TASK DATA section start
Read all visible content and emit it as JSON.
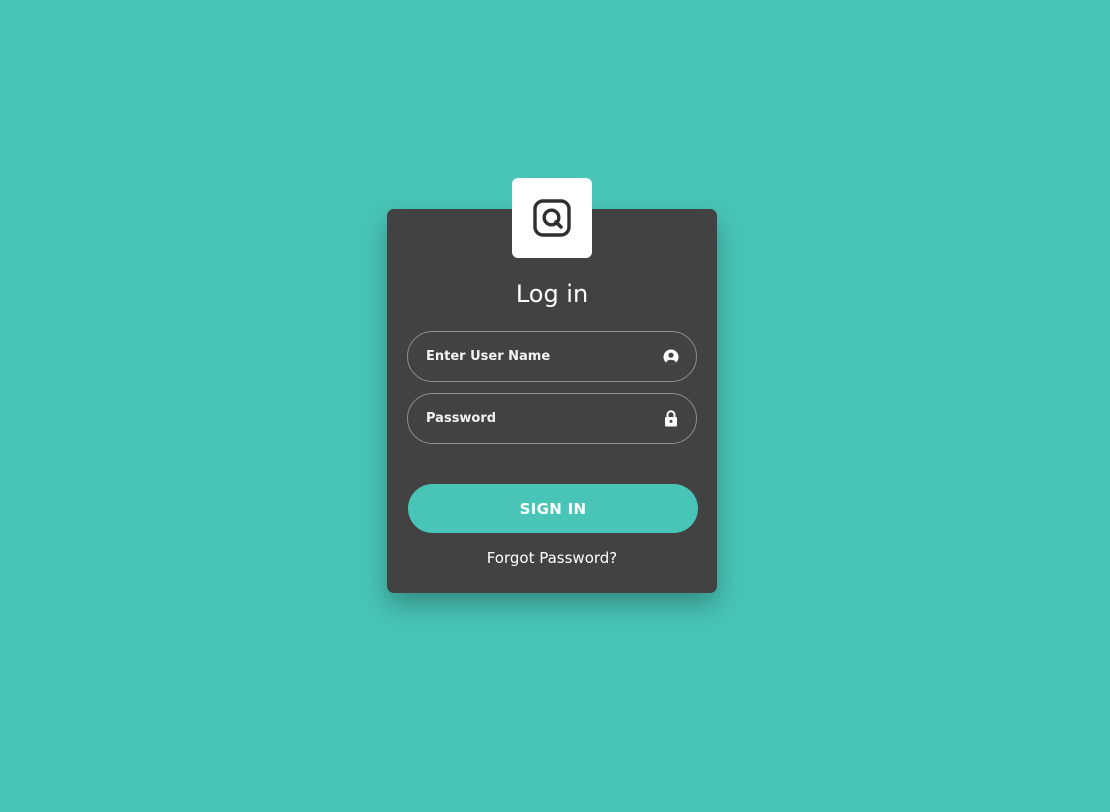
{
  "colors": {
    "background": "#48c5b6",
    "card": "#424242",
    "accent": "#48c5b6",
    "text": "#ffffff"
  },
  "logo": {
    "icon": "app-logo-icon"
  },
  "login": {
    "title": "Log in",
    "username": {
      "placeholder": "Enter User Name",
      "value": "",
      "icon": "user-circle-icon"
    },
    "password": {
      "placeholder": "Password",
      "value": "",
      "icon": "lock-icon"
    },
    "signin_label": "SIGN IN",
    "forgot_label": "Forgot Password?"
  }
}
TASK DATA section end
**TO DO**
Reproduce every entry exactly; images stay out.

**RESULT**
Read all visible content and emit it as JSON.
{
  "colors": {
    "background": "#48c5b6",
    "card": "#424242",
    "accent": "#48c5b6",
    "text": "#ffffff"
  },
  "logo": {
    "icon": "app-logo-icon"
  },
  "login": {
    "title": "Log in",
    "username": {
      "placeholder": "Enter User Name",
      "value": "",
      "icon": "user-circle-icon"
    },
    "password": {
      "placeholder": "Password",
      "value": "",
      "icon": "lock-icon"
    },
    "signin_label": "SIGN IN",
    "forgot_label": "Forgot Password?"
  }
}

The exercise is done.